- [ACTIVITY] The answer should be an exact copy of the data.

━━ EXERCISE MATERIAL

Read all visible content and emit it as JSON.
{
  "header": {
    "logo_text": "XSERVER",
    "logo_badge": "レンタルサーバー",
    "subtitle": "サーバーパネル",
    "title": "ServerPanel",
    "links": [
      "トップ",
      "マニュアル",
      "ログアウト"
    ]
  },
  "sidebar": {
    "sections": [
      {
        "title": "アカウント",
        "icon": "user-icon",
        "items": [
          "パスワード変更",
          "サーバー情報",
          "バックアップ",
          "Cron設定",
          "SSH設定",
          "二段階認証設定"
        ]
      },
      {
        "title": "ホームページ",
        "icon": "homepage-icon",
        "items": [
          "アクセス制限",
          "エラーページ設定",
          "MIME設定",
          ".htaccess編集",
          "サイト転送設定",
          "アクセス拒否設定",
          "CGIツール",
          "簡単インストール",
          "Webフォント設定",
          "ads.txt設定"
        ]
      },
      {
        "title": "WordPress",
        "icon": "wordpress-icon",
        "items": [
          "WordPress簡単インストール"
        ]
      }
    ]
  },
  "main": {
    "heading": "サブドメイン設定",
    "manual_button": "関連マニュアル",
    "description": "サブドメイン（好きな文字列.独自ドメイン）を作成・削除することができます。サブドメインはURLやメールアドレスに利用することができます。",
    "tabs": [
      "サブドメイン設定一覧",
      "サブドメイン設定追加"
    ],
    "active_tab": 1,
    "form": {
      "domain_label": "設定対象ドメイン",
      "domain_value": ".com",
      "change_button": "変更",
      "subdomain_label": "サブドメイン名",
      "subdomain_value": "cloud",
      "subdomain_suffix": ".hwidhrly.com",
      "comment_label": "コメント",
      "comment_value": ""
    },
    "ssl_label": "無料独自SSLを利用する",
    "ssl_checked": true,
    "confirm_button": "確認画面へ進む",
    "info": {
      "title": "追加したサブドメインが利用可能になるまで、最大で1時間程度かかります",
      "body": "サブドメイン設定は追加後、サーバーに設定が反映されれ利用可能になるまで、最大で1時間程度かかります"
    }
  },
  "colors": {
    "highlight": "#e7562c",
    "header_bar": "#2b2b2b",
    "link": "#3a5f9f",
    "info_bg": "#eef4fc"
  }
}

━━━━

- [SOLUTION]
Read all visible content and emit it as JSON.
{
  "header": {
    "logo_text": "XSERVER",
    "logo_badge": "レンタルサーバー",
    "subtitle": "サーバーパネル",
    "title": "ServerPanel",
    "links": [
      "トップ",
      "マニュアル",
      "ログアウト"
    ]
  },
  "sidebar": {
    "sections": [
      {
        "title": "アカウント",
        "icon": "user-icon",
        "items": [
          "パスワード変更",
          "サーバー情報",
          "バックアップ",
          "Cron設定",
          "SSH設定",
          "二段階認証設定"
        ]
      },
      {
        "title": "ホームページ",
        "icon": "homepage-icon",
        "items": [
          "アクセス制限",
          "エラーページ設定",
          "MIME設定",
          ".htaccess編集",
          "サイト転送設定",
          "アクセス拒否設定",
          "CGIツール",
          "簡単インストール",
          "Webフォント設定",
          "ads.txt設定"
        ]
      },
      {
        "title": "WordPress",
        "icon": "wordpress-icon",
        "items": [
          "WordPress簡単インストール"
        ]
      }
    ]
  },
  "main": {
    "heading": "サブドメイン設定",
    "manual_button": "関連マニュアル",
    "description": "サブドメイン（好きな文字列.独自ドメイン）を作成・削除することができます。サブドメインはURLやメールアドレスに利用することができます。",
    "tabs": [
      "サブドメイン設定一覧",
      "サブドメイン設定追加"
    ],
    "active_tab": 1,
    "form": {
      "domain_label": "設定対象ドメイン",
      "domain_value": ".com",
      "change_button": "変更",
      "subdomain_label": "サブドメイン名",
      "subdomain_value": "cloud",
      "subdomain_suffix": ".hwidhrly.com",
      "comment_label": "コメント",
      "comment_value": ""
    },
    "ssl_label": "無料独自SSLを利用する",
    "ssl_checked": true,
    "confirm_button": "確認画面へ進む",
    "info": {
      "title": "追加したサブドメインが利用可能になるまで、最大で1時間程度かかります",
      "body": "サブドメイン設定は追加後、サーバーに設定が反映されれ利用可能になるまで、最大で1時間程度かかります"
    }
  },
  "colors": {
    "highlight": "#e7562c",
    "header_bar": "#2b2b2b",
    "link": "#3a5f9f",
    "info_bg": "#eef4fc"
  }
}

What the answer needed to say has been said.